* _What is expected_
Would you copy all lines in the data that contain the word "title"?
══ Data extract ══
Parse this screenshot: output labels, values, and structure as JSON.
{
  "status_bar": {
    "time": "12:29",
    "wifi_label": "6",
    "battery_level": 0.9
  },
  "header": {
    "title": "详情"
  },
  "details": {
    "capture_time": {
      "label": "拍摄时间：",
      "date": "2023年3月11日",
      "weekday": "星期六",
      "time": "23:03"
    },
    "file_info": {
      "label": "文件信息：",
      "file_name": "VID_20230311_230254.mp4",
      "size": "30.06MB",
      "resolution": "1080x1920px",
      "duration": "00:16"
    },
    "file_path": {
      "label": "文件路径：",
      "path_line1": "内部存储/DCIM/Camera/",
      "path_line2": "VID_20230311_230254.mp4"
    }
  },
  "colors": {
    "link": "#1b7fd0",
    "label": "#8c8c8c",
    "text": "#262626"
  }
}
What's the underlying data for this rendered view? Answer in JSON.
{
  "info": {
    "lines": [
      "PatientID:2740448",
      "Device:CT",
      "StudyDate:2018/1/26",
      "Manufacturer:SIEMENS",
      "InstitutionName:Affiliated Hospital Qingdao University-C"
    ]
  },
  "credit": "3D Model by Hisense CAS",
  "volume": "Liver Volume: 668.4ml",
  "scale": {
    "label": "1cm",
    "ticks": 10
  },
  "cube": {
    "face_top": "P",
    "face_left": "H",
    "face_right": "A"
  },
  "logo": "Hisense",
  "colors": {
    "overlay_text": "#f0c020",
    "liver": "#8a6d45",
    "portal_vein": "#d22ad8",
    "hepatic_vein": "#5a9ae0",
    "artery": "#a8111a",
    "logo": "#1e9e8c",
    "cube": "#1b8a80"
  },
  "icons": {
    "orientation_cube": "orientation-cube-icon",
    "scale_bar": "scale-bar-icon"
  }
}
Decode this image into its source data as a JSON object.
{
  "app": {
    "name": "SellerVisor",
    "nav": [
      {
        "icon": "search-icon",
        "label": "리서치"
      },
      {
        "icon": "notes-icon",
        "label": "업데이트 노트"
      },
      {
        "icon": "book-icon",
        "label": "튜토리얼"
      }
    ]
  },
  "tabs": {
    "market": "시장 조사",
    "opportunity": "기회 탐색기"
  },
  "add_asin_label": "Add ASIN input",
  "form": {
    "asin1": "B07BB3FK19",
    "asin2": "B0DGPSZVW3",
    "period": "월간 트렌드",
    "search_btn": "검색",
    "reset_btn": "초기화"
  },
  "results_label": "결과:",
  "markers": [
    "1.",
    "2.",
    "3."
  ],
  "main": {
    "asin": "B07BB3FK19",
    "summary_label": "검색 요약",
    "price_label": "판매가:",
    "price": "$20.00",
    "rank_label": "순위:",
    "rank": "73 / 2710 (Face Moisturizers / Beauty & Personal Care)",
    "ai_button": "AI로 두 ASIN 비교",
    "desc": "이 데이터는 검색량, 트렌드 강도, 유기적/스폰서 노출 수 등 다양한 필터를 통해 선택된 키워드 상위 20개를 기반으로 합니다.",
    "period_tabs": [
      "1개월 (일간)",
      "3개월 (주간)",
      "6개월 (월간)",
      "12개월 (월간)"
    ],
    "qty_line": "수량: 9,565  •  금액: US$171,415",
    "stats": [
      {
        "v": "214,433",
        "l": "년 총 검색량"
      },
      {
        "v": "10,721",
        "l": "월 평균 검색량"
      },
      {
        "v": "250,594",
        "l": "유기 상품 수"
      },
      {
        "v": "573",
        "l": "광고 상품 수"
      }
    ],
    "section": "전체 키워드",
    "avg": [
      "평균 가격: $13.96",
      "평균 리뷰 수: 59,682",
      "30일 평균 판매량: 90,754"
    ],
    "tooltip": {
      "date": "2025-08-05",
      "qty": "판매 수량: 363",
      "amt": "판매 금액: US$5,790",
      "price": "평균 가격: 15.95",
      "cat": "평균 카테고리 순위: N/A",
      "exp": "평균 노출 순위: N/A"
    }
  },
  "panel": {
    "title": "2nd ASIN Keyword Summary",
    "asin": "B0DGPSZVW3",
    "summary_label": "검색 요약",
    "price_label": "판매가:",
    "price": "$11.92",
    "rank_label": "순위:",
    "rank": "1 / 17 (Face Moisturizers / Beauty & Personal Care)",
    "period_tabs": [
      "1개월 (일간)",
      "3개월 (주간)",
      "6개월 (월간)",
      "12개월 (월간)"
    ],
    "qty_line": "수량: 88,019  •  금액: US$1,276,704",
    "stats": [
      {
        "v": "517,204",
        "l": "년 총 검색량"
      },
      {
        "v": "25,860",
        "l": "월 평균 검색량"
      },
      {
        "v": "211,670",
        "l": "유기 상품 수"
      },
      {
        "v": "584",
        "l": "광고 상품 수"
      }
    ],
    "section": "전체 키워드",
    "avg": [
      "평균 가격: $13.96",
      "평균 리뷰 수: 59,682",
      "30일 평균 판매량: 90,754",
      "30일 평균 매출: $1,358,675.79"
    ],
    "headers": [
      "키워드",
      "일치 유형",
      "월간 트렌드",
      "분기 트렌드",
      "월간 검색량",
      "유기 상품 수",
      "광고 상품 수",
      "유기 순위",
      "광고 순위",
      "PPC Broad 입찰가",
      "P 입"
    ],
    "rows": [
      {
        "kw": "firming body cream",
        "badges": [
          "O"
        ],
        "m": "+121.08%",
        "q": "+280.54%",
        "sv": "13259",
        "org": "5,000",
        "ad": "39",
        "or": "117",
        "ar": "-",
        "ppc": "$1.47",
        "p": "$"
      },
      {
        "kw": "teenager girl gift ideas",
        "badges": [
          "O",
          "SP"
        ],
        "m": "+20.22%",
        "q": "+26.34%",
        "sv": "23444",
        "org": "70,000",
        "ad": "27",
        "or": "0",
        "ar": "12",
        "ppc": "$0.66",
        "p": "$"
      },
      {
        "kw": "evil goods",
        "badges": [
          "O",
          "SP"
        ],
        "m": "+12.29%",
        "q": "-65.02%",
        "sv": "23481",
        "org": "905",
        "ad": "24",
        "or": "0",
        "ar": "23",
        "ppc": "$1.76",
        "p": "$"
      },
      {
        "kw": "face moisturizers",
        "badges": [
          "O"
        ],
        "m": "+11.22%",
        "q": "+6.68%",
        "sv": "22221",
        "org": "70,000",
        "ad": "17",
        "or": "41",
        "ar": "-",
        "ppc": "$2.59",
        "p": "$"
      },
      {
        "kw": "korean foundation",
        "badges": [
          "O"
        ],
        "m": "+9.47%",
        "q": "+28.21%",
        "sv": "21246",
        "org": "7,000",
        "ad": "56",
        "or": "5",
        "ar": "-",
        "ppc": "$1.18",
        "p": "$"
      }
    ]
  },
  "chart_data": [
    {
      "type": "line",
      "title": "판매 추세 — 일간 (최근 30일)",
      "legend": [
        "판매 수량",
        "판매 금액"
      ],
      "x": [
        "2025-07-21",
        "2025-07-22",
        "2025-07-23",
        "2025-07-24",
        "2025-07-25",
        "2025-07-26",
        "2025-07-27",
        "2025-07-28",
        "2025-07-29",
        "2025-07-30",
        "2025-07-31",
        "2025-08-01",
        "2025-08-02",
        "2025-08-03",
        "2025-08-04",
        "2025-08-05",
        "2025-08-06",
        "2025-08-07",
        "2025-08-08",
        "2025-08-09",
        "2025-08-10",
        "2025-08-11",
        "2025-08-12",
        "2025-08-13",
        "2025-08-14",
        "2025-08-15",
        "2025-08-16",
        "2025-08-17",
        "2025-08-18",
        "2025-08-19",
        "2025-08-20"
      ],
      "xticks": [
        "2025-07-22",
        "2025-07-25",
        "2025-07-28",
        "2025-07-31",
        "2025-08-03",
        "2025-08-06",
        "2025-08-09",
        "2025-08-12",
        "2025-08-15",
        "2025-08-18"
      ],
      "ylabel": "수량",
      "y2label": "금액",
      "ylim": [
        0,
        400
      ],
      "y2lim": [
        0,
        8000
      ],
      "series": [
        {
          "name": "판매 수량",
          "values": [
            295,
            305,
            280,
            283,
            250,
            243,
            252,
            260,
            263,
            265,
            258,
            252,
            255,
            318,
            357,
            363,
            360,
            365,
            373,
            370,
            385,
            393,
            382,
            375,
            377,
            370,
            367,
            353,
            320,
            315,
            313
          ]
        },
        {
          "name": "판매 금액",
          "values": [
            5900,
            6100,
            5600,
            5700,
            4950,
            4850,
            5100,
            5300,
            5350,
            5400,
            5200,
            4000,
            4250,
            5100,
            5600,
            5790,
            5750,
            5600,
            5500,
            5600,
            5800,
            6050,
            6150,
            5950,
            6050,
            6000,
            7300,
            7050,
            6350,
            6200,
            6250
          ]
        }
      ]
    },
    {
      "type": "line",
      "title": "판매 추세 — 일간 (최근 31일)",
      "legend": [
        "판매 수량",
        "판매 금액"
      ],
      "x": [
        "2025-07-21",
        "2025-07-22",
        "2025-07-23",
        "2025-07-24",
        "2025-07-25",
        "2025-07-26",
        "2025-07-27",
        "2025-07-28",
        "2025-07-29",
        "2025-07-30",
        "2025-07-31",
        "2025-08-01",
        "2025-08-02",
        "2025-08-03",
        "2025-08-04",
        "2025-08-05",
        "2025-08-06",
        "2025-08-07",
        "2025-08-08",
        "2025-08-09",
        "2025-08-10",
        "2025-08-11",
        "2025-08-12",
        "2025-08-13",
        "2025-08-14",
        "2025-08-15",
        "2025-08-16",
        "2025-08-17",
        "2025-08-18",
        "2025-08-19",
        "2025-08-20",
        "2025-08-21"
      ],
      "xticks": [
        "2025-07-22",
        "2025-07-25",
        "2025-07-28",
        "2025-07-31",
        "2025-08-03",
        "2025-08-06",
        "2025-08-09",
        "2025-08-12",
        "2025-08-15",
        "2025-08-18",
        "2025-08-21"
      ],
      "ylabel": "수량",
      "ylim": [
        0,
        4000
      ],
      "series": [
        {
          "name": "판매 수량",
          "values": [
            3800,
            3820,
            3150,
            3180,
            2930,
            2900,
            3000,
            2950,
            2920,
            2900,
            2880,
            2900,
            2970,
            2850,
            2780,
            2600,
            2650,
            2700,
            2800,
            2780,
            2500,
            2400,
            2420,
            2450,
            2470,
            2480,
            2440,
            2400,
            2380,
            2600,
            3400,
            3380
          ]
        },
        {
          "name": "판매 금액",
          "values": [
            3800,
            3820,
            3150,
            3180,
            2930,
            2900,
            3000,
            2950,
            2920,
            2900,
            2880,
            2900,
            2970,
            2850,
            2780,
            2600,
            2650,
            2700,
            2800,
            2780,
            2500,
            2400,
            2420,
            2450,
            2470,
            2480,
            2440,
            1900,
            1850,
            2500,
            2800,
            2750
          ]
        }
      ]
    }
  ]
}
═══
* _Completed exercise_
    "title": "详情"
    "title": "2nd ASIN Keyword Summary",
      "title": "판매 추세 — 일간 (최근 30일)",
      "title": "판매 추세 — 일간 (최근 31일)",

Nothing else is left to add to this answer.